**Work required**
Please return every line below that contains the string "this".

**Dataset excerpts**
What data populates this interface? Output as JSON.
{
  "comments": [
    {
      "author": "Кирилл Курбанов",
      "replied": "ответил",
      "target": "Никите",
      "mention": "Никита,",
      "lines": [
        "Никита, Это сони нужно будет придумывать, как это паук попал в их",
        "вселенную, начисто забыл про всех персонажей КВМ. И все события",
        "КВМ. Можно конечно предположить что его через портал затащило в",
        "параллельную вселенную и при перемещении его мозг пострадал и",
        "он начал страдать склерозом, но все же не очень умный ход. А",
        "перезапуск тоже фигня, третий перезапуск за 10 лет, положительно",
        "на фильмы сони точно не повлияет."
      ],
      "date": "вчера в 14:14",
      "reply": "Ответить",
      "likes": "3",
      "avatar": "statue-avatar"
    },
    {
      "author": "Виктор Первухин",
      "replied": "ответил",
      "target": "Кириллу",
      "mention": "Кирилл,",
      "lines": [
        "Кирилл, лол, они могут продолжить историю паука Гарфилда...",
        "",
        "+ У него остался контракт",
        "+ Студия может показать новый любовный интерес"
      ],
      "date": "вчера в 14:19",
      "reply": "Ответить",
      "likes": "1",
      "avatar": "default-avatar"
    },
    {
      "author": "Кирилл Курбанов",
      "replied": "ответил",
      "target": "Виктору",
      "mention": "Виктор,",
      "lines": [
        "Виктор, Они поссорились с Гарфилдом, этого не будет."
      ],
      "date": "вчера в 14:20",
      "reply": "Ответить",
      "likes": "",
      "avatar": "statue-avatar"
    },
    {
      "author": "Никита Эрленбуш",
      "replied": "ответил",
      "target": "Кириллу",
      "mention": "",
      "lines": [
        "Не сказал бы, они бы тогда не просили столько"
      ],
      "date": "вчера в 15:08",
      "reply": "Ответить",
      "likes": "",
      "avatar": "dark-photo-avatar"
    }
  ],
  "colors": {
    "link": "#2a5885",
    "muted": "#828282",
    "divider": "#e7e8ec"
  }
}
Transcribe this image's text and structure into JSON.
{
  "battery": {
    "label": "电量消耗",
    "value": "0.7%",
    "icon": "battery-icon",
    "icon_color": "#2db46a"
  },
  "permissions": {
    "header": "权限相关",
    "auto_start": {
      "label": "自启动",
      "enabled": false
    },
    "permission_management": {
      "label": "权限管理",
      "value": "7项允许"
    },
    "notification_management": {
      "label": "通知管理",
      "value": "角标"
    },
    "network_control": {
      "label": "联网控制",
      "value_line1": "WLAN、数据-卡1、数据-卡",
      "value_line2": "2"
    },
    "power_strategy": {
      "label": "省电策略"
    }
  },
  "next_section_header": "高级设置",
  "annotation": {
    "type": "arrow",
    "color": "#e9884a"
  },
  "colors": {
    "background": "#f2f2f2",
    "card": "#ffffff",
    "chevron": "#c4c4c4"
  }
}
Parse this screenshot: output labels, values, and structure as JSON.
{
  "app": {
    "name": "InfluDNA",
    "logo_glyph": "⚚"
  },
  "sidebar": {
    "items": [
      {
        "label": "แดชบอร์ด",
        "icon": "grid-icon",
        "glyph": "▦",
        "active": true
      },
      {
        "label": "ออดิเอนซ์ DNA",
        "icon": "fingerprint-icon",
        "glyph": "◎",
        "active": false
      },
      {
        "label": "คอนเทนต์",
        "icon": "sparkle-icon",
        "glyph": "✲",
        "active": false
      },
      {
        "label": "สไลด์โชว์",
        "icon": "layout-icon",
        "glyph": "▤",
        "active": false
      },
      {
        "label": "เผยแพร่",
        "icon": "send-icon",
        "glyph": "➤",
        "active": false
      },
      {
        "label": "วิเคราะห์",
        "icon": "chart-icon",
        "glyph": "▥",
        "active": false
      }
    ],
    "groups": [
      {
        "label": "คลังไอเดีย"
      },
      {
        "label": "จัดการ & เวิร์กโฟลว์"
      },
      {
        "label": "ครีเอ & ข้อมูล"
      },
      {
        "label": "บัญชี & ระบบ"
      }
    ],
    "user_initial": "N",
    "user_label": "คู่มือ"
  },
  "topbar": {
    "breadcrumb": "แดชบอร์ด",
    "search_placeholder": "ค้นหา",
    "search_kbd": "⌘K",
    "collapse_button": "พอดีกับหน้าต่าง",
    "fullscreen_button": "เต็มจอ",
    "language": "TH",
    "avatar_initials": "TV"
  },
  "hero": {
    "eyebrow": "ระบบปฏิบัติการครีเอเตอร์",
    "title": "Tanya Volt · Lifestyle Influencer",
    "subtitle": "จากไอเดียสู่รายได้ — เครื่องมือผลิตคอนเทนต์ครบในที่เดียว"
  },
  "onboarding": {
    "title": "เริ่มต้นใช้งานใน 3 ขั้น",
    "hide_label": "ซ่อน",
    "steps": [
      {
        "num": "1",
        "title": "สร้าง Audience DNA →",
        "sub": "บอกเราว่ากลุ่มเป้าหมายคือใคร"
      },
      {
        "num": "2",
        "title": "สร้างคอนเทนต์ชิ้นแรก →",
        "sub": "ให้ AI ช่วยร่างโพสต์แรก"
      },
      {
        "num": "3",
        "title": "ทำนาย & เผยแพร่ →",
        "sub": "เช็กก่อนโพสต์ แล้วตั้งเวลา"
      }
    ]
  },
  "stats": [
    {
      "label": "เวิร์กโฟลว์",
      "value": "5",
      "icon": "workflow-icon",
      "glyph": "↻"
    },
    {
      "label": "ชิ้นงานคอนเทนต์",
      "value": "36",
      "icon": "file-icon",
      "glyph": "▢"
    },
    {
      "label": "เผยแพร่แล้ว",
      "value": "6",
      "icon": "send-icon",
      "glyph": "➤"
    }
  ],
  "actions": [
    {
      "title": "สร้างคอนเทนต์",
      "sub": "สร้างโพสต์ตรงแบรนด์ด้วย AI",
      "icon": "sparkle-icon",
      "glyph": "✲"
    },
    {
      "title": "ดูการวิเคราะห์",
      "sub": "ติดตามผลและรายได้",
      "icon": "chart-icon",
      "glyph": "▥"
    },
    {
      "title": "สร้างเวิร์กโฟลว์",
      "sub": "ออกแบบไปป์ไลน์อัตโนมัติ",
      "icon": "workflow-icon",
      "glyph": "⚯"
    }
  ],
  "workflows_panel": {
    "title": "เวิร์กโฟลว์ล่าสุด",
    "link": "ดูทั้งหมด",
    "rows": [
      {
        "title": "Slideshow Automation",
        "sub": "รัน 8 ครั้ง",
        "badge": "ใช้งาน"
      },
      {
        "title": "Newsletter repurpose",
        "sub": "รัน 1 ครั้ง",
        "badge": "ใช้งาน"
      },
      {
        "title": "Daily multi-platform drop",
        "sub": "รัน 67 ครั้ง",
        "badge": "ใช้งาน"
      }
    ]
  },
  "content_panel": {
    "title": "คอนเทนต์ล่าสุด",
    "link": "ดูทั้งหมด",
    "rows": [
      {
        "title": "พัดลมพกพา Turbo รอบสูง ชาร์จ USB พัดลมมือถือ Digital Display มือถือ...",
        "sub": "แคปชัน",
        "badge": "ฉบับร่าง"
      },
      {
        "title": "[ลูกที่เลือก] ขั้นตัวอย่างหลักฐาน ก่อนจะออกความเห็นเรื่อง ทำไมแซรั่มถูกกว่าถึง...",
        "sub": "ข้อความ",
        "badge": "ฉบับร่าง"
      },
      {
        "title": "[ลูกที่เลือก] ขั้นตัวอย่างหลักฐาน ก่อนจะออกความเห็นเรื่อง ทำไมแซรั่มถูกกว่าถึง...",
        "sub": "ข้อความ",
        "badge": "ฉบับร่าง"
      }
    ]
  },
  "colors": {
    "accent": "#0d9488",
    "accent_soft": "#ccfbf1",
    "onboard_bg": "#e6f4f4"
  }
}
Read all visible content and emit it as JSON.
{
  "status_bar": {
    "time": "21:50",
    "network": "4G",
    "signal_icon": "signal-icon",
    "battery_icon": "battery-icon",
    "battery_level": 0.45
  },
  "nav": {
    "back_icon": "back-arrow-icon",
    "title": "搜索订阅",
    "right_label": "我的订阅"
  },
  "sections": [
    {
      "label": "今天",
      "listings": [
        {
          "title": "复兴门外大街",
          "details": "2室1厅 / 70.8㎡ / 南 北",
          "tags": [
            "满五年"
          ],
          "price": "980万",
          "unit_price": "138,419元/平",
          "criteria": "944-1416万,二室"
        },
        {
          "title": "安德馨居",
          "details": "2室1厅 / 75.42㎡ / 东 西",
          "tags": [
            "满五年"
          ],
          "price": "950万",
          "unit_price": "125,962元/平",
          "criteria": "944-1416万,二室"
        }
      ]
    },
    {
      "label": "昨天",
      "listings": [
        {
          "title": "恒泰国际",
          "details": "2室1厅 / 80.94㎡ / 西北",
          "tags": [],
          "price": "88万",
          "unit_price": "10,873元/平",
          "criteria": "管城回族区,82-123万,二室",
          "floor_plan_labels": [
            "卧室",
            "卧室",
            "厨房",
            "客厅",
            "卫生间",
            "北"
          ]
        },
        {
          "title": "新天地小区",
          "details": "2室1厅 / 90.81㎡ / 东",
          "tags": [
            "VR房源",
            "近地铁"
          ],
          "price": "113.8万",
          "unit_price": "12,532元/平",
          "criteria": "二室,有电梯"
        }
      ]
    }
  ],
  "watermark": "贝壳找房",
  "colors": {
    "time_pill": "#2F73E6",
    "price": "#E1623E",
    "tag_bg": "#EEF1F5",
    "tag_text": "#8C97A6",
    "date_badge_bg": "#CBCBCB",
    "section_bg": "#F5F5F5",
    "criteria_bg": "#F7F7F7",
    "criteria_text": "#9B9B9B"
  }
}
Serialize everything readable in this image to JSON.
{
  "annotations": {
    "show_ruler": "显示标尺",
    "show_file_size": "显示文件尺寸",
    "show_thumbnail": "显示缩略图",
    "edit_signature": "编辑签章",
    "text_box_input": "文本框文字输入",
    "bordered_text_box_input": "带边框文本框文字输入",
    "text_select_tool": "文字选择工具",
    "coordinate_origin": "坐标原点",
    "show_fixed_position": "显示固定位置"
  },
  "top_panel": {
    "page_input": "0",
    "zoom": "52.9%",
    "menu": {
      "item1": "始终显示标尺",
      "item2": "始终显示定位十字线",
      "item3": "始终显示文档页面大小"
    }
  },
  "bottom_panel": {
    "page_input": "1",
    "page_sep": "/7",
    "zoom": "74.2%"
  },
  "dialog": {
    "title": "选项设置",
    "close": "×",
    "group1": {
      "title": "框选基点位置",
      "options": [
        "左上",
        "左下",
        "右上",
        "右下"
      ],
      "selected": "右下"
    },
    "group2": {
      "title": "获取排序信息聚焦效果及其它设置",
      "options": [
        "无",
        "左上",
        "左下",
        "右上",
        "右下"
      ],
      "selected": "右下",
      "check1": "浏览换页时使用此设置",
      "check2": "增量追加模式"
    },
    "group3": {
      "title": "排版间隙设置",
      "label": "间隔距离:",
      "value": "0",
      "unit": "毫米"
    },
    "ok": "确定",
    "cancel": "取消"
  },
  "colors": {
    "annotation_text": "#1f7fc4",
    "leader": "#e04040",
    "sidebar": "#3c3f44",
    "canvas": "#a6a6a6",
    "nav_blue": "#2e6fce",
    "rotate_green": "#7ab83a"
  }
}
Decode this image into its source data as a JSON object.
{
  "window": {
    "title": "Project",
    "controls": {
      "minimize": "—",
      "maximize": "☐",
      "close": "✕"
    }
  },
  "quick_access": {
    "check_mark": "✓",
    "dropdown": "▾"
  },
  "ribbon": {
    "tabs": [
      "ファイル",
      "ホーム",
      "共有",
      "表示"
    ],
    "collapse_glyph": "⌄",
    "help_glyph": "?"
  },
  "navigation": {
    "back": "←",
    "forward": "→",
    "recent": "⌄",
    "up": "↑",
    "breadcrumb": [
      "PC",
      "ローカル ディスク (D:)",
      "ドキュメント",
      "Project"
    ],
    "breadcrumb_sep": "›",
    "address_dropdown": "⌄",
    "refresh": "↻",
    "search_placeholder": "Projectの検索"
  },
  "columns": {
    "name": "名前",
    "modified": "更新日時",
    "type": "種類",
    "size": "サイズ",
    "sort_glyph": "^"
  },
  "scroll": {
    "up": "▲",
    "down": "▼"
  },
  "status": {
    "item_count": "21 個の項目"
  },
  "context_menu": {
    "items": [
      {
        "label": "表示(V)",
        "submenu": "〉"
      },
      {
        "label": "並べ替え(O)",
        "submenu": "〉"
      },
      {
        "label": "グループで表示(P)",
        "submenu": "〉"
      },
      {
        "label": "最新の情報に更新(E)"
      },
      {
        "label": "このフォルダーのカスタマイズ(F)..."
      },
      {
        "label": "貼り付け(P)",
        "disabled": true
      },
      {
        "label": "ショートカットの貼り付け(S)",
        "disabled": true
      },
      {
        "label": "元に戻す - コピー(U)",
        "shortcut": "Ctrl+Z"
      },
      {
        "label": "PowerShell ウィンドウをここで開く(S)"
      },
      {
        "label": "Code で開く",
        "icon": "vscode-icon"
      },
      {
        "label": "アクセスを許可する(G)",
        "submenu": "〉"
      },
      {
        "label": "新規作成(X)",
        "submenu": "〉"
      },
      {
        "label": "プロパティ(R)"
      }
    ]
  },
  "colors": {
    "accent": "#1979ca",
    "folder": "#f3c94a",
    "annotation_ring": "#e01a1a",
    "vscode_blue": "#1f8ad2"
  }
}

**Response area**
What data populates this interface? Output as JSON.
Transcribe this image's text and structure into JSON.
Parse this screenshot: output labels, values, and structure as JSON.
Serialize everything readable in this image to JSON.
Decode this image into its source data as a JSON object.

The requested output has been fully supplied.